Sam would not be able to use his unused concessional cap contributions in 2020–21 as his total super balance at the end of 30 June of the previous year was $505,000.
In 2021–22 Sam returns to work. For that year he has a maximum concessional cap amount available of $94,000 ($69,000 plus $25,000) for 2021–22 and is eligible to contribute this amount as this total super balance at the end of 30 June 2021 was now less than $500,000.
If you are under age 67 there is no requirement to be working before you can contribute to super. If you are between 67 and 74, you must meet the work test or the work test exemption before contributions can be made.
To meet the work test you must be gainfully employed for at least 40 hours over 30 consecutive days during the financial year.
The work test exemption applies if you were gainfully employed for at least 40 hours over 30 consecutive days in the previous financial year and had a total superannuation balance of less than $300,000 on 30 June that year.

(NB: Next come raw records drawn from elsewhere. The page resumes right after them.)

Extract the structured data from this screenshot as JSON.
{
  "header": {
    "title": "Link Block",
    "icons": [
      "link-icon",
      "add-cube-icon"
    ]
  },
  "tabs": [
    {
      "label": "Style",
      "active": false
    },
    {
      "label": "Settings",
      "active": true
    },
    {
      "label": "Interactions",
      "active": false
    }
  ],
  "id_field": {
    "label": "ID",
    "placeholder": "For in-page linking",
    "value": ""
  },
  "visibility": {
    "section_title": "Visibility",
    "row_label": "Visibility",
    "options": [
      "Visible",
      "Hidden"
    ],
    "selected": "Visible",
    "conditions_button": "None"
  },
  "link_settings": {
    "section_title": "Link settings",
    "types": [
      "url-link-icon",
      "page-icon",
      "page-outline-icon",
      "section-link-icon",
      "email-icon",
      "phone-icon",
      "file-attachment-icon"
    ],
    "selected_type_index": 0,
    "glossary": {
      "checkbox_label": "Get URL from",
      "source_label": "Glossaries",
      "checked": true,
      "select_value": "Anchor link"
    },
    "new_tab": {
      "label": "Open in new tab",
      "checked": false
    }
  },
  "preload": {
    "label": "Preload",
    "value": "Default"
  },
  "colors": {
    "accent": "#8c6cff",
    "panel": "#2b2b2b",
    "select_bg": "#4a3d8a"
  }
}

You cannot however claim the work test exemption if you have claimed it in a previous financial year.
If you make a contribution to BUSSQ, and you do not meet the work test requirements, we are legally required to refund your contribution.
Making contributions to super can be complex and if you’d like advice on the contribution limits call us on 1800 692 877 and speak to one of Skylight Financial Solutions financial specialists.